Task description
The answer should be the records below, word for word, with every image left out.

Data
+--
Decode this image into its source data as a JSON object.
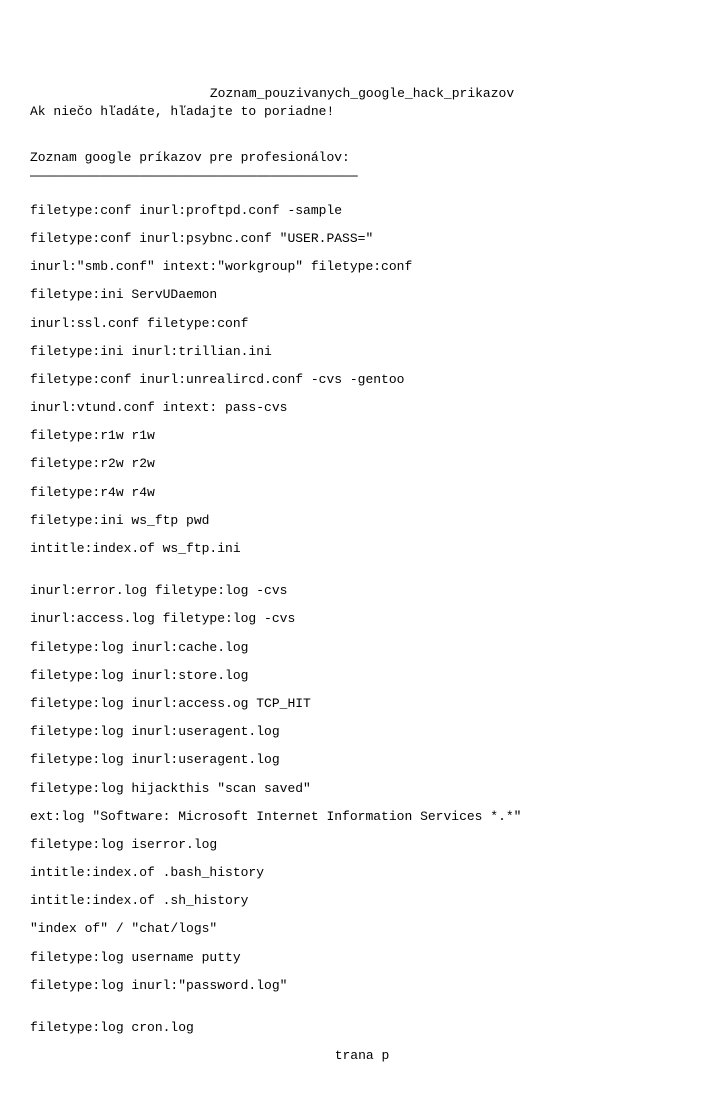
{
  "title": "Zoznam_pouzivanych_google_hack_prikazov",
  "subtitle": "Ak niečo hľadáte, hľadajte to poriadne!",
  "section_heading": "Zoznam google príkazov pre profesionálov:",
  "underline": "──────────────────────────────────────────",
  "commands_block1": [
    "filetype:conf inurl:proftpd.conf -sample",
    "filetype:conf inurl:psybnc.conf \"USER.PASS=\"",
    "inurl:\"smb.conf\" intext:\"workgroup\" filetype:conf",
    "filetype:ini ServUDaemon",
    "inurl:ssl.conf filetype:conf",
    "filetype:ini inurl:trillian.ini",
    "filetype:conf inurl:unrealircd.conf -cvs -gentoo",
    "inurl:vtund.conf intext: pass-cvs",
    "filetype:r1w r1w",
    "filetype:r2w r2w",
    "filetype:r4w r4w",
    "filetype:ini ws_ftp pwd",
    "intitle:index.of ws_ftp.ini"
  ],
  "commands_block2": [
    "inurl:error.log filetype:log -cvs",
    "inurl:access.log filetype:log -cvs",
    "filetype:log inurl:cache.log",
    "filetype:log inurl:store.log",
    "filetype:log inurl:access.og TCP_HIT",
    "filetype:log inurl:useragent.log",
    "filetype:log inurl:useragent.log",
    "filetype:log hijackthis \"scan saved\"",
    "ext:log \"Software: Microsoft Internet Information Services *.*\"",
    "filetype:log iserror.log",
    "intitle:index.of .bash_history",
    "intitle:index.of .sh_history",
    "\"index of\" / \"chat/logs\"",
    "filetype:log username putty",
    "filetype:log inurl:\"password.log\""
  ],
  "commands_block3": [
    "filetype:log cron.log"
  ],
  "footer": "trana p"
}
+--
The completed task
Decode this image into its source data as a JSON object.
{
  "title": "Zoznam_pouzivanych_google_hack_prikazov",
  "subtitle": "Ak niečo hľadáte, hľadajte to poriadne!",
  "section_heading": "Zoznam google príkazov pre profesionálov:",
  "underline": "──────────────────────────────────────────",
  "commands_block1": [
    "filetype:conf inurl:proftpd.conf -sample",
    "filetype:conf inurl:psybnc.conf \"USER.PASS=\"",
    "inurl:\"smb.conf\" intext:\"workgroup\" filetype:conf",
    "filetype:ini ServUDaemon",
    "inurl:ssl.conf filetype:conf",
    "filetype:ini inurl:trillian.ini",
    "filetype:conf inurl:unrealircd.conf -cvs -gentoo",
    "inurl:vtund.conf intext: pass-cvs",
    "filetype:r1w r1w",
    "filetype:r2w r2w",
    "filetype:r4w r4w",
    "filetype:ini ws_ftp pwd",
    "intitle:index.of ws_ftp.ini"
  ],
  "commands_block2": [
    "inurl:error.log filetype:log -cvs",
    "inurl:access.log filetype:log -cvs",
    "filetype:log inurl:cache.log",
    "filetype:log inurl:store.log",
    "filetype:log inurl:access.og TCP_HIT",
    "filetype:log inurl:useragent.log",
    "filetype:log inurl:useragent.log",
    "filetype:log hijackthis \"scan saved\"",
    "ext:log \"Software: Microsoft Internet Information Services *.*\"",
    "filetype:log iserror.log",
    "intitle:index.of .bash_history",
    "intitle:index.of .sh_history",
    "\"index of\" / \"chat/logs\"",
    "filetype:log username putty",
    "filetype:log inurl:\"password.log\""
  ],
  "commands_block3": [
    "filetype:log cron.log"
  ],
  "footer": "trana p"
}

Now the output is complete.